objects of Davis's later paintings and lithographs, as well as the concepts
of Einstein's mature mind, are more complex, and their relationship
to one another more tenuous. The objects are elusive. Their size, for
example, is ambiguous, owing to the absence of scale. The planes can
be seen either as paper-thin three-dimensional walls, or as true two-dimensional
surfaces. The shadows have, to some extent, become detached and have
acquired an independent existence. Thus the objects hover enigmatically
between concreteness and abstraction. They share this quality with the
mathematical models physicists use to imitate the world. Consider, for
example, the earth's gravitational field, a concept that can be defined
mathematically and used to make predictions, but that can't be understood
intuitively the way a rock can, or a volume of air, or even space can.
We imagine gravity all around us, affecting our every move, but we don't
really know what it is. The gravitational field, and the other devices
that physicists construct to model the world, are located, like Davis'
objects, halfway between reality and imagination.
and Beam, 1975
114 x 157 inches, Acrylic and dry pigment on canvas
conspicuous element common to Einstein's thinking and Davis's painting
is the frame of reference. Einstein drew an astonishing wealth of far
reaching conclusions from careful attention to the simple fact, obvious
to painters, that the description of a physical phenomenon depends on
the observer's point of view. Without exception Einstein's first question
about a new problem was: What is the frame of reference? Where is the
observer? So it is with Davis. The device he uses to define the frame

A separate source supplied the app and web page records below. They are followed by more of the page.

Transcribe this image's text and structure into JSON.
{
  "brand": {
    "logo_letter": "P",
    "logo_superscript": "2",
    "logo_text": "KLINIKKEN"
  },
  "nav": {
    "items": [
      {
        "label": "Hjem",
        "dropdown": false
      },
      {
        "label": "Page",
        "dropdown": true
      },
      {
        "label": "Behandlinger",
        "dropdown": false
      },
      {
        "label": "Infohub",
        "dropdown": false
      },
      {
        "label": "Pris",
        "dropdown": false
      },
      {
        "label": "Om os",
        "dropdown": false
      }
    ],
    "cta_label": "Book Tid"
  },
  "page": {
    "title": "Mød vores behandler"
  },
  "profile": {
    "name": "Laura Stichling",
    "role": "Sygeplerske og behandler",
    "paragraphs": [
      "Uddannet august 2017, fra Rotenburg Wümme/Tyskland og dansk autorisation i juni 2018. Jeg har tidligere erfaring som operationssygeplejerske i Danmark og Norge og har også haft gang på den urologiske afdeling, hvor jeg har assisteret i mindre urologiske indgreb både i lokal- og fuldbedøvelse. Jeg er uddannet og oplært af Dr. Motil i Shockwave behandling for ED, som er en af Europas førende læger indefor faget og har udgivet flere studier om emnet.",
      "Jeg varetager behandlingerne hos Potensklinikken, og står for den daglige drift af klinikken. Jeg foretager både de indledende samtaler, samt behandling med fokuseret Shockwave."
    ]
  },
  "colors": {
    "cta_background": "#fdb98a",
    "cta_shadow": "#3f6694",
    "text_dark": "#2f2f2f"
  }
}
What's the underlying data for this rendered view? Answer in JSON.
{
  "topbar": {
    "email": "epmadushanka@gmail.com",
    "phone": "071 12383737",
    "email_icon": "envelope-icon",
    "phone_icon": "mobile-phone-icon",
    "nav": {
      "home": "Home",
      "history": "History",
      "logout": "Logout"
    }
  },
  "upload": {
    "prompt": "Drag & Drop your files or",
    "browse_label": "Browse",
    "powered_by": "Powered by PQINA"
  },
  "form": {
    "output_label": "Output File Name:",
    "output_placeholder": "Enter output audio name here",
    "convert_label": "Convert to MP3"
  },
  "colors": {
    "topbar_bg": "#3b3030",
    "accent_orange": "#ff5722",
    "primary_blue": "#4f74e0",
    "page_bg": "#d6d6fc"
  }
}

of reference in Frame and Beam (1975), as well as in most other
works of this period, is the snapline. As a guide for construction,
builders stretch a string drenched in chalk tightly against a flat surface.
When they pull the string up, and let it snap back against the surface,
it leaves a clear, straight chalk line, or snapline. With dry pigment
substituting for chalk, Davis constructs multi-colored grids from snaplines,
according to the rules, selectively interpreted, of perspective. To
clarify spatial relationships even further, Davis always paints from
a fixed point of view, above the object. The consistency of this perspective
draws attention to the position of the painter and reminds us that in
art, as well as in physics, the observer cannot be entirely detached
from the observed. Ron Davis is always there, an unseen cicerone behind
our shoulder, pointing out the subtleties of his vision.